MW: Haha! Yes, that’s exactly like choosing a favourite child!! Well put. I have a very active brain and imagination and am most fulfilled when I can be working simultaneously on various projects. Singing and performing are things I’ve enjoyed since I was a child, and through this love I’ve started writing film scripts and directing as well. Story telling to me is an incredible part of being an artist, in whatever form that takes.
DO: Did shooting a TV pilot for Zombieland affect your experience making Summer Camp in any way?
MW: I think every shoot prepares me a little more for the next. I never turned into a zombie in Zombieland, but we did have a lot of action sequences that required a high level of focus that I could refer to when preparing for Summer Camp.
DO: If a zombie apocalypse ever happened, what would be your plan? Everyone has to have a plan, right?
MW: That’s a great question. I would make sure I had as many transportable provisions and basic needs as I could handle traveling with. I would make sure family and loved ones were safe, have something dependable to protect myself and others with, and stay on the move. I would also diffuse as much chaos as possible with any survivors and try to inspire hope and resiliency.
DO: Are you a fan of horror movies? What are your favourite ones to watch on Halloween?
MW: I grew up on horror films, though I don’t watch them anymore. I would watch horror movies to the point of becoming paranoid that someone or something was after me. I would stick chairs under my door and sleep with a pair of scissors near my bed in case someone tried to attack me! (laughs). I realised that was going a little overboard and so I haven’t watched many in the last few years. I love to watch Halloween on Halloween. That score is epic.
DO: If you could have the career of any actor, who would you choose and why?
MW: I have always loved Natalie Portman.
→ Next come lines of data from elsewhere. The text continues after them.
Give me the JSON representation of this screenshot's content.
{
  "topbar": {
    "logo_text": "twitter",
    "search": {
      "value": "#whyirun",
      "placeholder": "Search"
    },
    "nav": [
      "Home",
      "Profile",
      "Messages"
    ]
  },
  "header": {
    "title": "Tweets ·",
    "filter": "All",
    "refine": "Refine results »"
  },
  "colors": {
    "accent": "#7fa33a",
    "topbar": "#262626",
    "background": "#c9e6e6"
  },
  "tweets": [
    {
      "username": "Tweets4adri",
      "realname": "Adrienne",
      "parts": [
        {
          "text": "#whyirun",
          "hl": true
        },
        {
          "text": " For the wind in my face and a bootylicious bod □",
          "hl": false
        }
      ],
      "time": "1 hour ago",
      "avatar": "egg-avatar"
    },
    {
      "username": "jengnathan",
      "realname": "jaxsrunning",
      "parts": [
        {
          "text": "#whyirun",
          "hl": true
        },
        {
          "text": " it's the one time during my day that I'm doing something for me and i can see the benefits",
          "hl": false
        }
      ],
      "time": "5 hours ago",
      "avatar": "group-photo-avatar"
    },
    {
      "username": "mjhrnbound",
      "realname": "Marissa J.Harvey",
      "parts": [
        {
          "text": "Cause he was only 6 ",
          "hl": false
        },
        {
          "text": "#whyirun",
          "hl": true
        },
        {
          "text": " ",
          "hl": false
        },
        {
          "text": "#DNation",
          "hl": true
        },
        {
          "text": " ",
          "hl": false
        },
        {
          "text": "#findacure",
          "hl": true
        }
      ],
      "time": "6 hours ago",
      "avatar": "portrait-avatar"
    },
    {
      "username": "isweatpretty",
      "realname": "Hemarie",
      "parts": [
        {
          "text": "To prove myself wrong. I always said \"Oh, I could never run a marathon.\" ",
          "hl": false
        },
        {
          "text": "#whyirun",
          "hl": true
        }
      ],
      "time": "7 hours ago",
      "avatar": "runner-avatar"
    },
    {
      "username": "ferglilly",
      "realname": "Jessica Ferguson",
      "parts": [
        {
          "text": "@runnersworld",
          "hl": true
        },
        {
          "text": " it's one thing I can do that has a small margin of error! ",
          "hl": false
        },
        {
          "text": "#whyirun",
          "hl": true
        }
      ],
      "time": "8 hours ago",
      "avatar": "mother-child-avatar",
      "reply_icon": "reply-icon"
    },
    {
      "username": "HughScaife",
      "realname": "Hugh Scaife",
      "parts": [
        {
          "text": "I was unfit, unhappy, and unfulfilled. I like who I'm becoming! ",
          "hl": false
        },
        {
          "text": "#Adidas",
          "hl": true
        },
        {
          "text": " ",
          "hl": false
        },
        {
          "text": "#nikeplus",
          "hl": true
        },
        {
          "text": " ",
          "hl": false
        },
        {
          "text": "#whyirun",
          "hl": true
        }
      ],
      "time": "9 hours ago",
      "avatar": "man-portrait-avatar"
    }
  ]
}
She makes great role choices and is incredibly talented and intelligent. And now she’s directing. I think it’s also important to carve your own path. I don’t know exactly where mine is leading, and that is the exciting part. As long as I get to create and stretch myself beyond my comfort zone working with talented visionaries on meaningful projects, I will be happy!
DO: What projects are you working on next?
MW: I’m planning on directing my first feature next year that I have also written. It’s called Phoenix, and it’s a blend between Alice in Wonderland and Black Swan. I’m in the studio making music, auditioning, and continuing to write! I’m a workaholic. I literally don’t stop. I love what I do too much to sit around and wait for things to happen.
Thank you so much for your time and your great questions! All the best!
Many thanks to Maiara Walsh for taking the time for this interview.